### [Task prompt]
Within the entries below, find every line that has the string "title", then copy it.

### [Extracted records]
[Start of Attachment]
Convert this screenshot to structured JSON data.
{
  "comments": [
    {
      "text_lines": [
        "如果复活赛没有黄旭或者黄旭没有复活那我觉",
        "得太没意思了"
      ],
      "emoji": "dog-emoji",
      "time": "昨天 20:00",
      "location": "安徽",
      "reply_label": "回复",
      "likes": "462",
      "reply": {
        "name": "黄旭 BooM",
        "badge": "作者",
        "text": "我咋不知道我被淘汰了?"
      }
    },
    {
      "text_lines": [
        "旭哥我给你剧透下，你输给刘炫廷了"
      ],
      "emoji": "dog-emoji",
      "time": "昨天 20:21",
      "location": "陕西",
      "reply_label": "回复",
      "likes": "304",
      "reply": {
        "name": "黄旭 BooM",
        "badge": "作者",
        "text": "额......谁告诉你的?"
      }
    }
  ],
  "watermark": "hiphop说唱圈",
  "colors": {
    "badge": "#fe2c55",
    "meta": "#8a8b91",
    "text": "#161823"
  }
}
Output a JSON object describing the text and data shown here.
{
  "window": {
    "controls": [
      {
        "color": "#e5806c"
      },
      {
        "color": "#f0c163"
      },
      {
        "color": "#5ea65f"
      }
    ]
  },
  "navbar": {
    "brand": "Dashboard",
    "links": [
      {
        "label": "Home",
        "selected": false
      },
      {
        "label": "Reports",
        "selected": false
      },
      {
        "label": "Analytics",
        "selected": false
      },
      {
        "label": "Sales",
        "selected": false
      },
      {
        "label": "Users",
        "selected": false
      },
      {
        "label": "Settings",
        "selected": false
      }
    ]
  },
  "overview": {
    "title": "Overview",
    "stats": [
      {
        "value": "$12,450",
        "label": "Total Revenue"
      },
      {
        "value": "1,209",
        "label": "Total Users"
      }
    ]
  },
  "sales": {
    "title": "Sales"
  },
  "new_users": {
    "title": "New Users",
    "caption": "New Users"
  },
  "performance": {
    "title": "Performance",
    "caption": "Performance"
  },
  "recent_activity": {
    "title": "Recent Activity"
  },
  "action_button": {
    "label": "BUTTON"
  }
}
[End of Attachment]
### [Task answer]
    "title": "Overview",
    "title": "Sales"
    "title": "New Users",
    "title": "Performance",
    "title": "Recent Activity"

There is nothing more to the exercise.